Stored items
▼
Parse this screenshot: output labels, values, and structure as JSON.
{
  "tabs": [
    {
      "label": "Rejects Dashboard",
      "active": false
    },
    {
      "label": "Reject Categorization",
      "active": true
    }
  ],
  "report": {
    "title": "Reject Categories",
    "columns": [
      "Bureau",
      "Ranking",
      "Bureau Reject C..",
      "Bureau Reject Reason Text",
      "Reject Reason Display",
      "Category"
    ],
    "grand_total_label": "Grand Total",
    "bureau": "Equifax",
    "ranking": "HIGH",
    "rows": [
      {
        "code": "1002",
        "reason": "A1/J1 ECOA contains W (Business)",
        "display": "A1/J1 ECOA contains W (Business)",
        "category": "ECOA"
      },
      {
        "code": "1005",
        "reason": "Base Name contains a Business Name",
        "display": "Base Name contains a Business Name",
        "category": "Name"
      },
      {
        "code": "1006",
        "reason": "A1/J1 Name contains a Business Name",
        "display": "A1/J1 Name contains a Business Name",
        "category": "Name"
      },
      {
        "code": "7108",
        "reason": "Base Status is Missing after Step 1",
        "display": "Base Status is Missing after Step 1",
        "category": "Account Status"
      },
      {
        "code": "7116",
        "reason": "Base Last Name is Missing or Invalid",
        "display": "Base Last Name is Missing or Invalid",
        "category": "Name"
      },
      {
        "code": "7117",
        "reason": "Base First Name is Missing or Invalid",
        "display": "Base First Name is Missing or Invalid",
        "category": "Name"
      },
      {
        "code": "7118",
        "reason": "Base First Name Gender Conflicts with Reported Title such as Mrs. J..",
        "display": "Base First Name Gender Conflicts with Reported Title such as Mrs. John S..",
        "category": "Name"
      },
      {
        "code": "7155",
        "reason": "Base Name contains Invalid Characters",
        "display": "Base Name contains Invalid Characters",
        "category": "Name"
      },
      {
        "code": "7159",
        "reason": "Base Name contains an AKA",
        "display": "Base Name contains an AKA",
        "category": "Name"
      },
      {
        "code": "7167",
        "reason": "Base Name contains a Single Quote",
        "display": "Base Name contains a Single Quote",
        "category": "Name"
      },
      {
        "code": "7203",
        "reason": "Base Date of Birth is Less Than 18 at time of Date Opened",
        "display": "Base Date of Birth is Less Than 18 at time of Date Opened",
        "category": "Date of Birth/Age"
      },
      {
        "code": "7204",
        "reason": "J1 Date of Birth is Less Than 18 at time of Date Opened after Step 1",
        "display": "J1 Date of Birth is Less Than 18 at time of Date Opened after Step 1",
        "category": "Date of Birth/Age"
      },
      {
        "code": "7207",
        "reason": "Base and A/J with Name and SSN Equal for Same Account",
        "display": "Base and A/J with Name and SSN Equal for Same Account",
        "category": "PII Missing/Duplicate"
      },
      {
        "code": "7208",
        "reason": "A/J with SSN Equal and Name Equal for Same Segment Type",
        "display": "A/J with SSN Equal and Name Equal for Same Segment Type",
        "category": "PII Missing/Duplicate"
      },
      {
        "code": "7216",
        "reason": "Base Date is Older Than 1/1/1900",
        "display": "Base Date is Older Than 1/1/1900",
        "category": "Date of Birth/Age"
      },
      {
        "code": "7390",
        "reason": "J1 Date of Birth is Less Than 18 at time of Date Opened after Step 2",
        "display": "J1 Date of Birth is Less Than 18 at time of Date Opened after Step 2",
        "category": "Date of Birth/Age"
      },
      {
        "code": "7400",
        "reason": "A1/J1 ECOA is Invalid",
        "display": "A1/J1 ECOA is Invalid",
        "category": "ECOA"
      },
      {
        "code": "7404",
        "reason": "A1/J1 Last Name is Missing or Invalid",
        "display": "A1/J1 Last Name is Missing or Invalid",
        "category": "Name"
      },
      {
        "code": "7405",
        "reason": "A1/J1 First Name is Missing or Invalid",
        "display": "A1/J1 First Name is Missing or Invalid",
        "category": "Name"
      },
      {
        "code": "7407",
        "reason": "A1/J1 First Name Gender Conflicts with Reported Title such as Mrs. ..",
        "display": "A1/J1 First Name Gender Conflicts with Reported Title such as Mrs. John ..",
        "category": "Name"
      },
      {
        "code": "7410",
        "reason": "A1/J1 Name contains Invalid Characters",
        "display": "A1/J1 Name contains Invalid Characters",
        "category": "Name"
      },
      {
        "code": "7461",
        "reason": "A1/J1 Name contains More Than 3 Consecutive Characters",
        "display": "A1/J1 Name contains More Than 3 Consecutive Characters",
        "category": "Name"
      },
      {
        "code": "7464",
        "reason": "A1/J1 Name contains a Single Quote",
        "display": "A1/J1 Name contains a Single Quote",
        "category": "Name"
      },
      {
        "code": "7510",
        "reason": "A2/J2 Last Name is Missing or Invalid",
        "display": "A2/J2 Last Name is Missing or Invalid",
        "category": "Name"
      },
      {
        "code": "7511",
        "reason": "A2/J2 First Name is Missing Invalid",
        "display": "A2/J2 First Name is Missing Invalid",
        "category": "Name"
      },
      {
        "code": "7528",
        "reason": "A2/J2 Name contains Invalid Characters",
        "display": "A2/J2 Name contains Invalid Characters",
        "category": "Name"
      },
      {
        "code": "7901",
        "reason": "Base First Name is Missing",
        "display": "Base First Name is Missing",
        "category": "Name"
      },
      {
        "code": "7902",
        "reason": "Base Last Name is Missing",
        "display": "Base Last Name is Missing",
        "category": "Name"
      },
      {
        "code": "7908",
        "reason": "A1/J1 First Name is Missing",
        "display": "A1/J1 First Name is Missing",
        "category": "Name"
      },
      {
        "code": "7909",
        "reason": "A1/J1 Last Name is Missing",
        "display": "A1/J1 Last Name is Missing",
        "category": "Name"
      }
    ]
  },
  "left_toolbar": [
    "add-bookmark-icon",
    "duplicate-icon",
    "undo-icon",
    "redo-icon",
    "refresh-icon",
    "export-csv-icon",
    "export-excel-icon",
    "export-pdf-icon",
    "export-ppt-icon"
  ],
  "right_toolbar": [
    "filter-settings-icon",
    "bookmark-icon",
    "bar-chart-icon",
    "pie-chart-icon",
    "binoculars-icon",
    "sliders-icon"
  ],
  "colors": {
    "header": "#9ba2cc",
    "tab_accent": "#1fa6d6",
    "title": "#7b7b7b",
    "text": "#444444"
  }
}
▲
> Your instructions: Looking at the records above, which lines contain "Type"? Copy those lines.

> Exercise output:
        "reason": "A/J with SSN Equal and Name Equal for Same Segment Type",
        "display": "A/J with SSN Equal and Name Equal for Same Segment Type",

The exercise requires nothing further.